I finally got around to watching Sword of Doom last night, and I guess “thought-provoking” is an apt description, since I don’t know what to think about it.
It’s definitely a beautiful movie, visually – huge sword battles in the snow at night, battles inside a burning building, and the composition of just about every shot is just perfect. Better cinematography than any Kurosawa movie I’ve seen. But I’m having trouble coming up with a coherent meaning or purpose for the film, especially its ending.
There’s a good bit written online about it, but everything I’ve turned up is either your typical internet cinema-studies-wanking or people with no idea what they’re talking about. I’ve got a bunch of theories about the movie, based on what I was watching and what I’ve read, but none of them really work for me:
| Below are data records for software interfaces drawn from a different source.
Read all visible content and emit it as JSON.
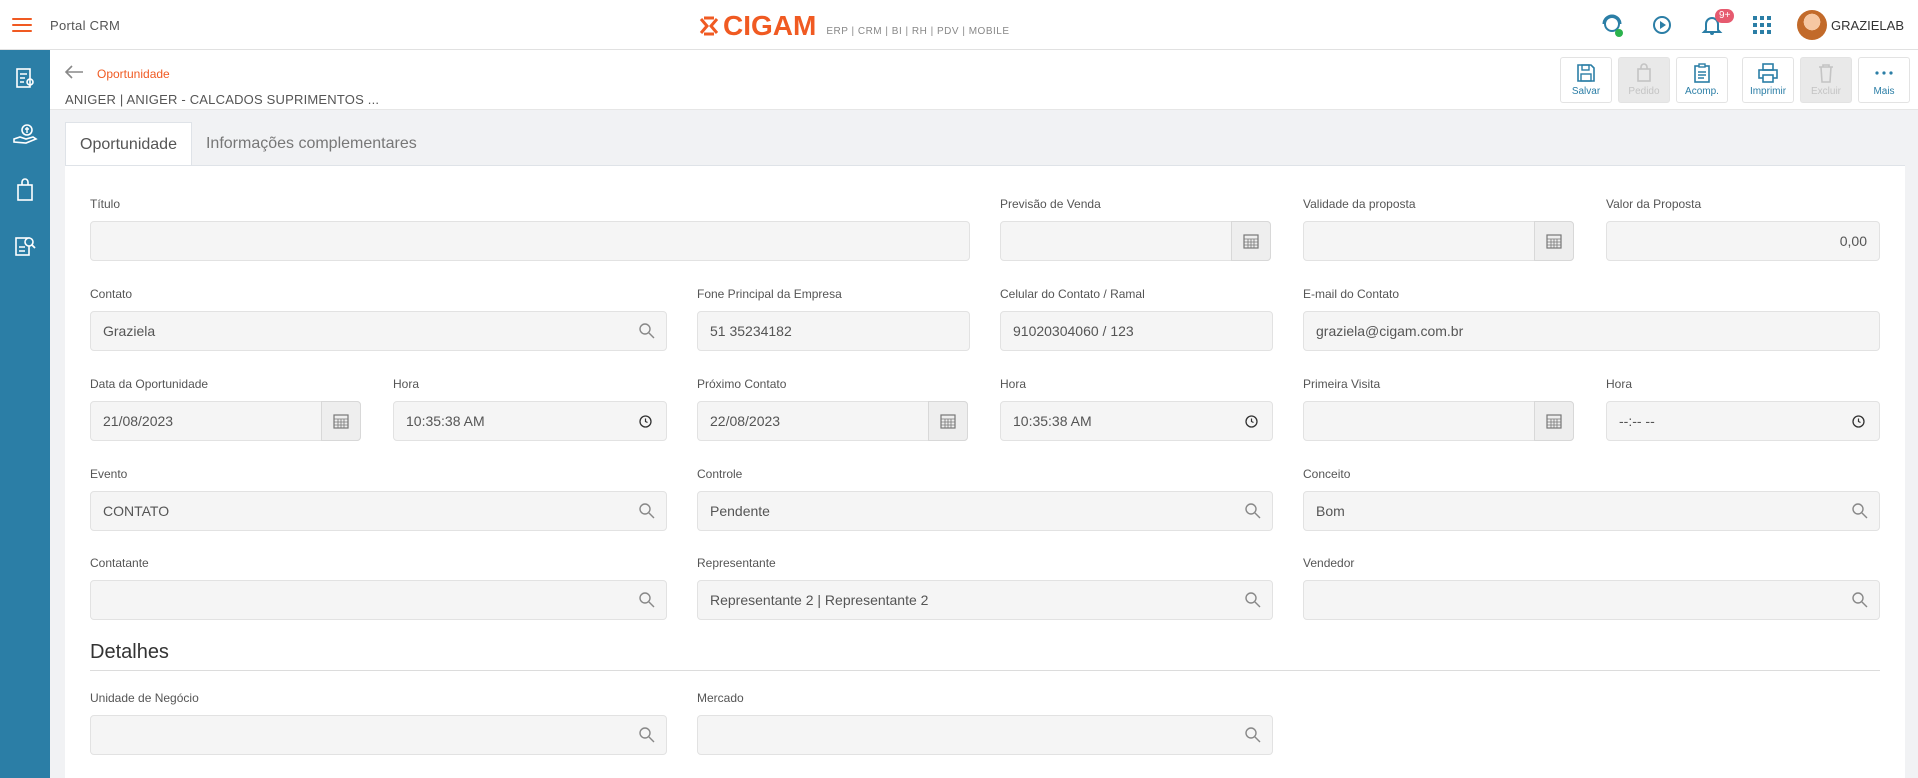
{
  "topbar": {
    "app_title": "Portal CRM",
    "brand": "CIGAM",
    "brand_sub": "ERP | CRM | BI | RH | PDV | MOBILE",
    "notification_count": "9+",
    "username": "GRAZIELAB"
  },
  "header": {
    "breadcrumb": "Oportunidade",
    "title": "ANIGER | ANIGER - CALCADOS SUPRIMENTOS ..."
  },
  "toolbar": {
    "save": "Salvar",
    "order": "Pedido",
    "follow": "Acomp.",
    "print": "Imprimir",
    "delete": "Excluir",
    "more": "Mais"
  },
  "tabs": [
    "Oportunidade",
    "Informações complementares"
  ],
  "form": {
    "titulo": {
      "label": "Título",
      "value": ""
    },
    "previsao": {
      "label": "Previsão de Venda",
      "value": ""
    },
    "validade": {
      "label": "Validade da proposta",
      "value": ""
    },
    "valor": {
      "label": "Valor da Proposta",
      "value": "0,00"
    },
    "contato": {
      "label": "Contato",
      "value": "Graziela"
    },
    "fone": {
      "label": "Fone Principal da Empresa",
      "value": "51 35234182"
    },
    "celular": {
      "label": "Celular do Contato / Ramal",
      "value": "91020304060 / 123"
    },
    "email": {
      "label": "E-mail do Contato",
      "value": "graziela@cigam.com.br"
    },
    "data_oportunidade": {
      "label": "Data da Oportunidade",
      "value": "21/08/2023"
    },
    "hora1": {
      "label": "Hora",
      "value": "10:35:38  AM"
    },
    "proximo_contato": {
      "label": "Próximo Contato",
      "value": "22/08/2023"
    },
    "hora2": {
      "label": "Hora",
      "value": "10:35:38  AM"
    },
    "primeira_visita": {
      "label": "Primeira Visita",
      "value": ""
    },
    "hora3": {
      "label": "Hora",
      "value": "--:-- --"
    },
    "evento": {
      "label": "Evento",
      "value": "CONTATO"
    },
    "controle": {
      "label": "Controle",
      "value": "Pendente"
    },
    "conceito": {
      "label": "Conceito",
      "value": "Bom"
    },
    "contatante": {
      "label": "Contatante",
      "value": ""
    },
    "representante": {
      "label": "Representante",
      "value": "Representante 2 | Representante 2"
    },
    "vendedor": {
      "label": "Vendedor",
      "value": ""
    }
  },
  "detalhes": {
    "heading": "Detalhes",
    "unidade": {
      "label": "Unidade de Negócio",
      "value": ""
    },
    "mercado": {
      "label": "Mercado",
      "value": ""
    }
  },
  "colors": {
    "accent": "#f05a22",
    "sidebar": "#2b7ea6"
  }
}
It’s nothing more than a samurai equivalent of the TIE Fighter videogame: take a stock genre (the samurai movie) and just make the protagonist the bad guy instead of the good guy avenging the death of his brother – no additional message.
It’s the samurai equivalent of The Wild Bunch. That movie took a genre that was already outliving its usefulness (the western) to tell the story of a bunch of people that had outlived their usefulness and had no place in the world. Sword of Doom does the same with the samurai genre and just shows how as the shogunate was failing and becoming more and more corrupt, the elaborate notions of honor and loyalty had become meaningless.
The Japanese title Daibosatsu Pass has more significance than a westerner like me can grasp. The grandfather talks at the beginning about water flowing to the east and west, which evokes an image of the division between good and evil. The message is that a single choice can have greater repercussions that follow you for the rest of your life.
Ryunosuke is a sociopath who doesn’t understand how his actions do have real consequence – he sees no greater purpose or honor or loyalty in what he does, and his sword technique reflects that. He simply waits and watches to let others expose their own weakness or corruption. What he sees as nothing more than objectivity is correctly perceived by everyone else as cruelty. That’s what I thought the movie was trying to say, especially when they contrasted it with Toshiro Mifune’s character’s own killing spree, but it doesn’t make sense with the ending and all the unresolved sub-plots.
The movie doesn’t tie up all the lose ends because it’s part of a larger story. (One in which Ryunosuke survives, apparently, which just doesn’t make sense to me on any level). That’s fine, but it’s not as if the filmmakers suddenly ran out of film and couldn’t finish, is it? You don’t present something like that without having a reason for it.
Any Dopers have interepretations of the movie that manage to tie up all the lose ends?